> _REQUIRED ACTION_: All of the data below must be repeated exactly.

--- AVAILABLE DATA Enclosed Below ---

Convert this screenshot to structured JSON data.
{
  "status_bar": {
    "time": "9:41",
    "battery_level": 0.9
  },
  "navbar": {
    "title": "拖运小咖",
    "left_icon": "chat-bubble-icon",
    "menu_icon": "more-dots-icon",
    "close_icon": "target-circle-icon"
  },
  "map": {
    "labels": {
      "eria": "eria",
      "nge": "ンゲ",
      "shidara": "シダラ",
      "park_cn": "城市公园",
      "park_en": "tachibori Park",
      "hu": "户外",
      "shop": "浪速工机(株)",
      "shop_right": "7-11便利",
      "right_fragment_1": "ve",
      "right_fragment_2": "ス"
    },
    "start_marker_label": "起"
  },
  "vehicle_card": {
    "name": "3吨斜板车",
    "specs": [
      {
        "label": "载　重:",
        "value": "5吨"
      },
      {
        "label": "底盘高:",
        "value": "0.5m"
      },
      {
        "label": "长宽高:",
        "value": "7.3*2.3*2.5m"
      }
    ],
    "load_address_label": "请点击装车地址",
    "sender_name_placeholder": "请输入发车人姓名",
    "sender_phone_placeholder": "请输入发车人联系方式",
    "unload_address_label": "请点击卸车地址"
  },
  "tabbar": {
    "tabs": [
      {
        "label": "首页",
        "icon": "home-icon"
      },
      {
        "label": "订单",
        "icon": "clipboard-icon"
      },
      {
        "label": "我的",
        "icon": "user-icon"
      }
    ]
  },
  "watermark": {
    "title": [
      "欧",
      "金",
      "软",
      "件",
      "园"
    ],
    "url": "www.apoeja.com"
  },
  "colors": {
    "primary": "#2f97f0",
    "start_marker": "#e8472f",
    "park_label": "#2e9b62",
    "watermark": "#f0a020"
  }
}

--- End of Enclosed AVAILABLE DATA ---

> _ANSWER TO THE EXERCISE_:
Convert this screenshot to structured JSON data.
{
  "status_bar": {
    "time": "9:41",
    "battery_level": 0.9
  },
  "navbar": {
    "title": "拖运小咖",
    "left_icon": "chat-bubble-icon",
    "menu_icon": "more-dots-icon",
    "close_icon": "target-circle-icon"
  },
  "map": {
    "labels": {
      "eria": "eria",
      "nge": "ンゲ",
      "shidara": "シダラ",
      "park_cn": "城市公园",
      "park_en": "tachibori Park",
      "hu": "户外",
      "shop": "浪速工机(株)",
      "shop_right": "7-11便利",
      "right_fragment_1": "ve",
      "right_fragment_2": "ス"
    },
    "start_marker_label": "起"
  },
  "vehicle_card": {
    "name": "3吨斜板车",
    "specs": [
      {
        "label": "载　重:",
        "value": "5吨"
      },
      {
        "label": "底盘高:",
        "value": "0.5m"
      },
      {
        "label": "长宽高:",
        "value": "7.3*2.3*2.5m"
      }
    ],
    "load_address_label": "请点击装车地址",
    "sender_name_placeholder": "请输入发车人姓名",
    "sender_phone_placeholder": "请输入发车人联系方式",
    "unload_address_label": "请点击卸车地址"
  },
  "tabbar": {
    "tabs": [
      {
        "label": "首页",
        "icon": "home-icon"
      },
      {
        "label": "订单",
        "icon": "clipboard-icon"
      },
      {
        "label": "我的",
        "icon": "user-icon"
      }
    ]
  },
  "watermark": {
    "title": [
      "欧",
      "金",
      "软",
      "件",
      "园"
    ],
    "url": "www.apoeja.com"
  },
  "colors": {
    "primary": "#2f97f0",
    "start_marker": "#e8472f",
    "park_label": "#2e9b62",
    "watermark": "#f0a020"
  }
}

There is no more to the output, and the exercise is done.